With various cultural and religious celebrations across the year, it is conventional to see various businesses conducting promotions activities in conjunction with selected occasions. Popular festivals or holidays which attracted many online shoppers were Ramadan, Chinese New Year and Boxing Day (two days after Christmas).
For Ramadan, there was significantly higher increase in online traffic for the Peninsular with an increase of 23% as compared to East Malaysia with a 14% increase. Online traffic reached its peak on 19 June, just five days before the major Hari Raya celebrations. Interestingly, this period saw a rise with online traffic particularly at 4:00am onwards while they have their pre-fasting meals also known as ‘sahur’. This was unique as online traffic would return to usual after the end of the Ramadan period.
Particularly, there a larger increase of online shoppers in East Malaysia during the Chinese New Year period. Reaching its peak traffic just 5 days before Chinese New Year, there was a 27% increase in online traffic in the East as compared to 19% in the Peninsular. This was probably influenced by a large group of ethnic Chinese Malaysians in Sarawak, which comprised more than 26% of the population of Sarawak, a prominent state in East Malaysia.
Unexpectedly, there was higher increase of online traffic in Peninsular Malaysia than East Malaysia during Christmas. This was interesting statistics showed that there were a larger number of Christians in East Malaysia as compared to the Peninsular. Online traffic reached its peak two days after Christmas on Boxing Day (27 December 2016) and there was a 21% increase in the Peninsular and just a mere 6% increase in East Malaysia. This data suggests that most East Malaysians prefers to celebrate the special occasion offline while West Malaysians continued to shop.
The rise of interest in e-commerce has also made ‘digital sale’ periods such as the 12/12 sale a popular event to both East & West Malaysians.

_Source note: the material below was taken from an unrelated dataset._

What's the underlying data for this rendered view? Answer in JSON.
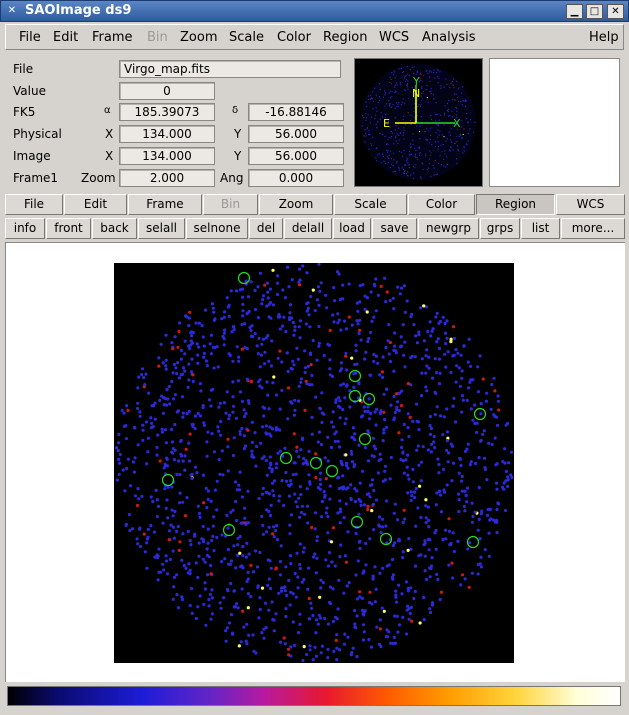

In fact, the 12/12 sale garnered the highest increase in online traffic when compared to other festive and sale periods, making it the most popular period when compared to others. However, the 11/11 sale was only popular in the West and did not garner much attention in the East.
East Prefers Desktop or Tablet, Peninsular Shop On The Go and Online Shopping Most Popular Amongst Young Female Adults
Malaysians in the Peninsular are 10% more likely shop online using a smartphone while East Malaysians are 10% more likely to use a desktop or tablet. Telecommunications infrastructure is far more advanced in in the Peninsular as compared to the East. As such, East Malaysians prefers to shop online using desktops and tablets as fixed line internet connections as compared to broadband.
Considering the demographics of online shoppers, there were more female online shoppers in both regions as compared to males. Similarly, online shopping was most popular among Generation X and Millennials between the ages of 25-34 and 18-24.
13 Sep 2017